Oaklawn Racing and Gaming’s Rebel Stakes proved to be a record-setting day on Saturday. The Arkansas track drew national attention for splitting its Rebel Stakes into two divisions, which allowed horses from California to fly in and take part in a Kentucky Derby prep race after Santa Anita was forced to cancel its March 9 running of San Felipe Stakes.

Jockey Mike Smith, inside, rode Omaha Beach to second division victory at the Rebel Stakes on Saturday at Oaklawn Racing and Gaming. The highly anticipated Kentucky Derby prep races drew a record crowd and set an all-time high for betting at the Arkansas track. (Image: Eclipse Sportswire)

Among the 3-year-olds who entered the field were Game Winner and Improbable, considered two of the top contenders for this year’s Run for the Roses.

Record-Breaking Handle

As a result, the track’s handle on Saturday was more than $16.2 million. Oaklawn Media Relations Manager Jennifer Hoyt, speaking to Casino.org, noted that broke the previous record, set during last year’s Arkansas Derby, by more than $60,000.

Saturday’s attendance was 45,500, which Hoyt said was an all-time high for the Rebel Stakes. Typically, the Rebel card attracts a crowd of around 37,000, and in the previous two years, the handle averaged around $10 million, she added.

In addition to the two Grade II Rebel Stakes divisions — which awarded a total of $1.5 million in prize money — Oaklawn also hosted a pair of $350,000 races for older horses: the Grade II Azeri Stakes for fillies and mares and the Essex Handicap.

The record-breaker came just a few days after Oaklawn announced it would increase its purses for the rest of the 2019 meet, which ends on May 4. The move, which took effect last Thursday, was the third time this meet Oaklawn officials added money to its races.

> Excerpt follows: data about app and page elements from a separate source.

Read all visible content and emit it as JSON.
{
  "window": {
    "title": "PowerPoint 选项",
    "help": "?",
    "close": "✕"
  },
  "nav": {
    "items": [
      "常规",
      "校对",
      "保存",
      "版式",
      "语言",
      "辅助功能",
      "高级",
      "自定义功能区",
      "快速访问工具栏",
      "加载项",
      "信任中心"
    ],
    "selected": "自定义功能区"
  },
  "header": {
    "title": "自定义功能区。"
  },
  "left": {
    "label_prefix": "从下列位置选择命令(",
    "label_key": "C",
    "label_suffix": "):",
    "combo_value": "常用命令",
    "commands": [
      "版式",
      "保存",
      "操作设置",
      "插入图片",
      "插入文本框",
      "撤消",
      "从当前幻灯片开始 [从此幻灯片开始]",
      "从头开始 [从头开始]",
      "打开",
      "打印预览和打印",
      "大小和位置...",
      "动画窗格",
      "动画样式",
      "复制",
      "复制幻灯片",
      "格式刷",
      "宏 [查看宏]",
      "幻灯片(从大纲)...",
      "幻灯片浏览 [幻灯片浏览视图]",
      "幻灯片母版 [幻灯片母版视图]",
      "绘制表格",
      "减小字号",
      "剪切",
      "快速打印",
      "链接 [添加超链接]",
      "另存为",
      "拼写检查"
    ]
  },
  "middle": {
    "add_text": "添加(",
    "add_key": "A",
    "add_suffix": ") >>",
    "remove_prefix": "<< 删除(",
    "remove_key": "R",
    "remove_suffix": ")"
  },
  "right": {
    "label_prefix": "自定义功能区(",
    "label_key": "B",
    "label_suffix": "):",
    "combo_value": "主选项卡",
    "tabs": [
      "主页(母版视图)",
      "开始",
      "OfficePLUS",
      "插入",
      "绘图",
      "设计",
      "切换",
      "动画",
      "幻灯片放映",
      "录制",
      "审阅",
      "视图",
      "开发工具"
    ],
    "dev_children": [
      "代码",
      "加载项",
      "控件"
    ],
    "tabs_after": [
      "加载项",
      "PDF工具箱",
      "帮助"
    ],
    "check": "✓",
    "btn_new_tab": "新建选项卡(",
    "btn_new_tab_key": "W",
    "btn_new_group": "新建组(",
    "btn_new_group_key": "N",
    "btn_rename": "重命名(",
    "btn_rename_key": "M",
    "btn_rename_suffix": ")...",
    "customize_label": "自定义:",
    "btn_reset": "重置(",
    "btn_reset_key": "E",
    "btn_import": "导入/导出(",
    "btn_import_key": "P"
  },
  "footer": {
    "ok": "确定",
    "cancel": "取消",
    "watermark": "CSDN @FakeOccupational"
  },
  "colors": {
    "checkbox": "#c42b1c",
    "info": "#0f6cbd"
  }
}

The $1 million investment means that open allowance races now feature purses of $95,000, a bump of $7,000. Other races got bumps of between $2,000 and $4,000.

Gulfstream Offers Massive Jackpot

Bettors will have a chance to win $1.9 million when racing resumes Wednesday at Gulfstream Park, as the Florida track’s Rainbow 6 jackpot has not been claimed in over a month.

For 20 cents, bettors can pick a winner in six races. If there’s only one winning ticket, they walk off with the jackpot. If there are multiple tickets with the six winning horses, then they split 70 percent of that day’s betting pool. The other 30 percent is added to the running jackpot.

On Saturday, when gamblers vied for more than $1.7 million, nearly $550,000 in bets were made on the jackpot. More than 150 people ended up winning $2,487.94 apiece.

Since the meet began in December, the Rainbow 6 has been won seven times. The last time it went out was on Feb. 15 for $227,505.88.

Stronach Group Adds Weight to Program Info

Last week, The Stronach Group announced it would add new information to its programs to help bettors make their selections.

The company — which owns Gulfstream in Florida, Santa Anita and Golden Gate Fields in California, and Pimlico and Laurel Park in Maryland — will include the horse’s weight as part of its past performance information.

Stronach started collecting the data about a year ago, and each horse is weighed on a scale in the paddock.

“This is data-driven world, and we’re excited about adding this … to our programs as we continue our growth internationally,” TSG COO Tim Ritvo said in a statement. “Bettors and horsemen have used this information in the past to find out a horse’s optimum racing weight. We believe you can never provide enough information.”